What you are asked to do: Could you copy out all the lines in the material below where the word "remnux" occurs?

Input data: Begin

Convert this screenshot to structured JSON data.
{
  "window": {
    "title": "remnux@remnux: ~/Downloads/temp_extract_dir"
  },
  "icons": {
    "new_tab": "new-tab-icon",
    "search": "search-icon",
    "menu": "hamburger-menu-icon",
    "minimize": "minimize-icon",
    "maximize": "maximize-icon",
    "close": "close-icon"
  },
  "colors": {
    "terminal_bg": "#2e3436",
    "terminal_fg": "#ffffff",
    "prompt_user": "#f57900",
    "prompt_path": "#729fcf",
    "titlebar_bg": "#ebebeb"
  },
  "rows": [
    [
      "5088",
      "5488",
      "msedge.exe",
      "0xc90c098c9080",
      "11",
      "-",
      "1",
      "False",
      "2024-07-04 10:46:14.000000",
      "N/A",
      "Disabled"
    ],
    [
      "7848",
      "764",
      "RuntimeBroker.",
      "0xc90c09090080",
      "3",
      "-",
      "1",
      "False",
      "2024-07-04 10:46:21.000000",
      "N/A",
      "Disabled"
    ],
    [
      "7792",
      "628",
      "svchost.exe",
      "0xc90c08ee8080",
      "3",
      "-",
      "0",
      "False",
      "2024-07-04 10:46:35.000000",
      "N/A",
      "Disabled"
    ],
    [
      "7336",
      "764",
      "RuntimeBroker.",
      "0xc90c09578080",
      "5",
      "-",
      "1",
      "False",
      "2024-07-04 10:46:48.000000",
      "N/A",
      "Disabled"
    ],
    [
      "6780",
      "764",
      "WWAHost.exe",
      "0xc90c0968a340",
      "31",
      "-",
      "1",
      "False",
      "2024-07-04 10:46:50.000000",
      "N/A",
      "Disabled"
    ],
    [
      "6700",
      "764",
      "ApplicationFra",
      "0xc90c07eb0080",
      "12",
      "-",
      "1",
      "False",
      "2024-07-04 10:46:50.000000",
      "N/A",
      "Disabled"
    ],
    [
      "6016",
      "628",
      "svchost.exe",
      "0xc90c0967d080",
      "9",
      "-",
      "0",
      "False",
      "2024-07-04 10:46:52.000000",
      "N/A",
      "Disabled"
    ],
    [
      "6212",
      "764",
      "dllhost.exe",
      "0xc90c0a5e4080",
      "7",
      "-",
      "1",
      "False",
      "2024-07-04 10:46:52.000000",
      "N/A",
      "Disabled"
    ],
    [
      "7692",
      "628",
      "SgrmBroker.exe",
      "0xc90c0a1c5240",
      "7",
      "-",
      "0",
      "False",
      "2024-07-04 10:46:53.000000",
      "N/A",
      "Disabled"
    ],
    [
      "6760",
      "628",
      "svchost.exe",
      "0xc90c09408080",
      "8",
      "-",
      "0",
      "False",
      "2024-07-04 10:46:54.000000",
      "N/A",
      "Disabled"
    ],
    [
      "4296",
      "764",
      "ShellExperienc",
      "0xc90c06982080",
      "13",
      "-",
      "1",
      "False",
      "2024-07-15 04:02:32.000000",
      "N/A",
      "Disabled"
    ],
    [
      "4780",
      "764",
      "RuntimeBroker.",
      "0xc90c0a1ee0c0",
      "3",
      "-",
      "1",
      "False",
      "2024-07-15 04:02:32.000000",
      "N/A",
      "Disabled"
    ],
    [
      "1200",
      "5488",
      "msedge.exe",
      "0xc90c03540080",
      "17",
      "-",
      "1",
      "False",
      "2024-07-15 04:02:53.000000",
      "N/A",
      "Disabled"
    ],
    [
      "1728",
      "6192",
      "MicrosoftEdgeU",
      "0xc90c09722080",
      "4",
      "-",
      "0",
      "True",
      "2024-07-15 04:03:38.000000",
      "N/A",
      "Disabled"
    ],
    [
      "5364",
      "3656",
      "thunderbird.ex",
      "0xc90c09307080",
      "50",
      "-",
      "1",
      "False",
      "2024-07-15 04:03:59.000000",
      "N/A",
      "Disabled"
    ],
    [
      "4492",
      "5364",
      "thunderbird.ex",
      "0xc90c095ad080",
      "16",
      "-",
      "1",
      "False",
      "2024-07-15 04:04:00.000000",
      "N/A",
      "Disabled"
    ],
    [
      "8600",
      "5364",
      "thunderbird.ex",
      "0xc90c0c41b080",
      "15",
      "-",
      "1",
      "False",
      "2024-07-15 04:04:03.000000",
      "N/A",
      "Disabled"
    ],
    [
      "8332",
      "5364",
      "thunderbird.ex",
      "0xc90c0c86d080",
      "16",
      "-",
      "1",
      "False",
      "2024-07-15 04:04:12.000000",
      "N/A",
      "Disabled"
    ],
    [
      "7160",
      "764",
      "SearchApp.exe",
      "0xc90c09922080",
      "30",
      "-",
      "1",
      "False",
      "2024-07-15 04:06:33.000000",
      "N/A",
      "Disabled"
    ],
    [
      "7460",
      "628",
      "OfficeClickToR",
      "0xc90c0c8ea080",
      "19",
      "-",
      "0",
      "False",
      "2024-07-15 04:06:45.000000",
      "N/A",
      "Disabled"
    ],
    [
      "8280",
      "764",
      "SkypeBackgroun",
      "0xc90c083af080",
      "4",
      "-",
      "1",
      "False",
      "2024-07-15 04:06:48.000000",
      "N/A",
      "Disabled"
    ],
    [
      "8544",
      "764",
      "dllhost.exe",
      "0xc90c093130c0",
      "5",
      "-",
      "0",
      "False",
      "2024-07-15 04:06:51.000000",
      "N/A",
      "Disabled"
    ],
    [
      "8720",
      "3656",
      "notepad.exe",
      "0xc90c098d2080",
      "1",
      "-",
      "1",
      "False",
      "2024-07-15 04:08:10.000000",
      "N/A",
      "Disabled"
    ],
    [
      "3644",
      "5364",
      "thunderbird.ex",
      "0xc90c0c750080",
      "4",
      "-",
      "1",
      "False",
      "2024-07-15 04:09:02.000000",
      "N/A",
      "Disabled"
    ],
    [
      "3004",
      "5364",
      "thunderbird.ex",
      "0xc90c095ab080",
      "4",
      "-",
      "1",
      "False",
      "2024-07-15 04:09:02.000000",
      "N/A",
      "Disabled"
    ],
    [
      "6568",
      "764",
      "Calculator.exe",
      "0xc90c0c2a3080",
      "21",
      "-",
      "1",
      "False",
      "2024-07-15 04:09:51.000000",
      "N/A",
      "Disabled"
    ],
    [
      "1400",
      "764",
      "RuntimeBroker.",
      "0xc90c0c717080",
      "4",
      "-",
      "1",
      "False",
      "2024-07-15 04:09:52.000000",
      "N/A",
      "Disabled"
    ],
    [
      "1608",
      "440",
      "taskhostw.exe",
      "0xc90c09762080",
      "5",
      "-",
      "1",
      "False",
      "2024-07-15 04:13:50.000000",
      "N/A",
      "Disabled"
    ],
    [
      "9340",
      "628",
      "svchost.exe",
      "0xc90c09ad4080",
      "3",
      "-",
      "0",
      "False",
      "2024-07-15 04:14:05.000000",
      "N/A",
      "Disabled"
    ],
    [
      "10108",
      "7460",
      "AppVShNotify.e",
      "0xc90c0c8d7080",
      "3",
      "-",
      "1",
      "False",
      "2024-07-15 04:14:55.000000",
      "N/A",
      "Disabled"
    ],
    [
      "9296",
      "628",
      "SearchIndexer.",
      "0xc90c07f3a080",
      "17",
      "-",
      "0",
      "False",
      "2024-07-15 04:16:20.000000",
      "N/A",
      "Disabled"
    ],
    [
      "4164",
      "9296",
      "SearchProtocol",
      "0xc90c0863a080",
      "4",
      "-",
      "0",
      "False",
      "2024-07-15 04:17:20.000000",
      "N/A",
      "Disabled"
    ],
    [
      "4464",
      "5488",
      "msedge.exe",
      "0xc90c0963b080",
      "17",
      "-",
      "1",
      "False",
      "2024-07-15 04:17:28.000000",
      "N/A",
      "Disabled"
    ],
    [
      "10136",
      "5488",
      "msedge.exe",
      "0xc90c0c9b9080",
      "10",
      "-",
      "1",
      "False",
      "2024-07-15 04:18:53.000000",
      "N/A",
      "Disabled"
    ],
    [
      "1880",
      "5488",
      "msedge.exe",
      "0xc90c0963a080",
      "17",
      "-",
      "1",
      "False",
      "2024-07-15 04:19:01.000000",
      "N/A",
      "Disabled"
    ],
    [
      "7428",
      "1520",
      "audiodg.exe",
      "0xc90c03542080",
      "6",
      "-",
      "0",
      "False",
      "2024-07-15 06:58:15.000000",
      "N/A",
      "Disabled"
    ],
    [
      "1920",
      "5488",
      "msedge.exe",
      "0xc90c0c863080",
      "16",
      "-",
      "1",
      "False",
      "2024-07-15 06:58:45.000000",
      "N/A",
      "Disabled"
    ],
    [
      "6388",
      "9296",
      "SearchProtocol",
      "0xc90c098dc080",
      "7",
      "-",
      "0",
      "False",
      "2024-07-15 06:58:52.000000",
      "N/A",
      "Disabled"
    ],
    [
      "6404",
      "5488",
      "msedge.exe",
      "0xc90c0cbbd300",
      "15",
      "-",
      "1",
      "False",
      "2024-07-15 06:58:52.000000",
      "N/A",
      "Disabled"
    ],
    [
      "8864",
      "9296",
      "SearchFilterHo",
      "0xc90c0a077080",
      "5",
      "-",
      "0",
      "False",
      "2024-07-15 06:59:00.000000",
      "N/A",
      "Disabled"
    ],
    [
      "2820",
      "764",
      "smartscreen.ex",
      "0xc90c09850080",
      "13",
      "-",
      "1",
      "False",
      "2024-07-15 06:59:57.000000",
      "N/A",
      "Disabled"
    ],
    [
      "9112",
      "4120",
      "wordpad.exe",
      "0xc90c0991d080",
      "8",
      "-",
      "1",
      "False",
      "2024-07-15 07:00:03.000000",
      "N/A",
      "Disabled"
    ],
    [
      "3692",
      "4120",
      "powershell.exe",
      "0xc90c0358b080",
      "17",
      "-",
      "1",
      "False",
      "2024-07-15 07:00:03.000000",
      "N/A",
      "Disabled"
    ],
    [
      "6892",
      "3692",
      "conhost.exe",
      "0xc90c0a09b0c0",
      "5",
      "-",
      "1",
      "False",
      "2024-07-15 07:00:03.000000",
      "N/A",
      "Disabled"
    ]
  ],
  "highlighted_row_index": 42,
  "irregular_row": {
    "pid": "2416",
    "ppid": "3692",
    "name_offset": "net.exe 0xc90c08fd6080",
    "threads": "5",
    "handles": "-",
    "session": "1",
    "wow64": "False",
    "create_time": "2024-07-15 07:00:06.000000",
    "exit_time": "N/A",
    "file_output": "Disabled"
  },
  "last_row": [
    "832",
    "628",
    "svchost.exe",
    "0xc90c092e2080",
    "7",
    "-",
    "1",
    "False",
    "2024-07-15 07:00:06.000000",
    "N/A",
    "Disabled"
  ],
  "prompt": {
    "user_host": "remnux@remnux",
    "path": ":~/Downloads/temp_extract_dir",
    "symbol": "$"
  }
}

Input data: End

Answer section:
    "title": "remnux@remnux: ~/Downloads/temp_extract_dir"
    "user_host": "remnux@remnux",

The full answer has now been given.